Machined from aerospace grade tungsten , this 1. Flat-sided sans serifs have been a vital part of graphic design since its very beginning. It is super dense and almost impossible to melt. Tungsten is known as one of the toughest things found in nature. Natural tungsten contains five stable isotopes and other unstable .
Cement carbide is the most important use for tungsten : its main component is tungsten carbide (WC). It has the strength to our . How far would a tungsten countertop descend if I dropped it into the Sun? Tungsten has the highest melting point of any element, but the Sun is one of the meltiest things in the Solar System. The collisions would fling individual tungsten atoms away from the surface—a process called sputtering.
Reactions of this type are important in the preparation of tungsten carbide (in regard to quantity, the most important tungsten compound) and are treated in more detail in Section 3. Tungsten metal is stable in dry and humid air only at moderate . One day in Athens, continuous outages, and a final blackout,. An extensive source of information about tungsten , its properties, applications and uses.
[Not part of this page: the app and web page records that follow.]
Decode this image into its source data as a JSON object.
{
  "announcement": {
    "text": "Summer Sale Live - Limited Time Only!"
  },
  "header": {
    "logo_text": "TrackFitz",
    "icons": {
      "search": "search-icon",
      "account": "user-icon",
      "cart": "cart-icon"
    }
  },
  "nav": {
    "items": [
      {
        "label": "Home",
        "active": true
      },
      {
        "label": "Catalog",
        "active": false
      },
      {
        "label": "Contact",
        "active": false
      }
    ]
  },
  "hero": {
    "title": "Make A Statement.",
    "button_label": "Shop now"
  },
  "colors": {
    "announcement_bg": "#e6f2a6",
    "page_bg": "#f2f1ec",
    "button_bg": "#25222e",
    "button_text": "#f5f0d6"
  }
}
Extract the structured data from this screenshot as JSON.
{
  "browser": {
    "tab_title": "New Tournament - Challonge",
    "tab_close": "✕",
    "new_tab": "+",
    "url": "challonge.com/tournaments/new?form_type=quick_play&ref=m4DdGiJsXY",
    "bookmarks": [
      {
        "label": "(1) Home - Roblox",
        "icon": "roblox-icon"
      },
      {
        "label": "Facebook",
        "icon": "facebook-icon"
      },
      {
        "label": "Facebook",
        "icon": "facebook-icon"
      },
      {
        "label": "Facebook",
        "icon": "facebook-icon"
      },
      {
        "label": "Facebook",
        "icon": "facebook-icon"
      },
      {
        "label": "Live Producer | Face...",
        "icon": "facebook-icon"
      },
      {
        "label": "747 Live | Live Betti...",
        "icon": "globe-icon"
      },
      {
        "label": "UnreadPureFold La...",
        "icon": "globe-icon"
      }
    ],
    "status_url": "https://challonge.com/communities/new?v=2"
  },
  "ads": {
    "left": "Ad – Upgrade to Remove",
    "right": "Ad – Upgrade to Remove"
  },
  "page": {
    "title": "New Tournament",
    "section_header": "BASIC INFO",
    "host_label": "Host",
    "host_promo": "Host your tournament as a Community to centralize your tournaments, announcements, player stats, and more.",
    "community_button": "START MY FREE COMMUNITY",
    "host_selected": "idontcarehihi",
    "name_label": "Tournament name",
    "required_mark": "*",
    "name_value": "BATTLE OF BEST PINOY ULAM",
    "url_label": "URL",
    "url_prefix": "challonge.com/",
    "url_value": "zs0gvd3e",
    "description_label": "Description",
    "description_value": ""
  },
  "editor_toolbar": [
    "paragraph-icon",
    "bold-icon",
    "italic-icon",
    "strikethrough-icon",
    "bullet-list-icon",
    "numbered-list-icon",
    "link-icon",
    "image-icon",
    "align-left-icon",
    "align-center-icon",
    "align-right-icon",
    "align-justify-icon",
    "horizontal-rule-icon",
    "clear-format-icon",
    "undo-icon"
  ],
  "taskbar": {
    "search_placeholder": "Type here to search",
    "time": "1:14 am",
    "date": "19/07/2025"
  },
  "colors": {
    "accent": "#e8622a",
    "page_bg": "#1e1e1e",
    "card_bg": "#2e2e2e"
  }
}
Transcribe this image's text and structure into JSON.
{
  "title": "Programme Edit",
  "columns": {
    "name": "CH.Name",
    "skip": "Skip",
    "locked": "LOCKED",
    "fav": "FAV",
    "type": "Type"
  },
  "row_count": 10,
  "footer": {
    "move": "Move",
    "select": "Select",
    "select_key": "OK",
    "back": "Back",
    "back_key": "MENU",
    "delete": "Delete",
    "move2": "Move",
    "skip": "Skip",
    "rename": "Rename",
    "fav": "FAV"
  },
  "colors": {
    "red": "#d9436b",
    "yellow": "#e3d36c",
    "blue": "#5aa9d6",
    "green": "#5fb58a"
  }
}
Derived from the Swedish tung ( heavy ) and sten ( stone ) the metal tungsten is renowned for its qualities of high strength, durability, conductivity and the resilience of maintaining these qualities at extreme temperatures and pressures. When forged into jewellery, it retains a permanent polish, will not oxidize or tarnish and . The word tungsten means “heavy stone” in Swedish.
The chemical symbol for tungsten is W which stands for wolfram. The name came from medieval German smelters who found that tin ores containing tungsten had a much lower yield. Pure tungsten metal was first .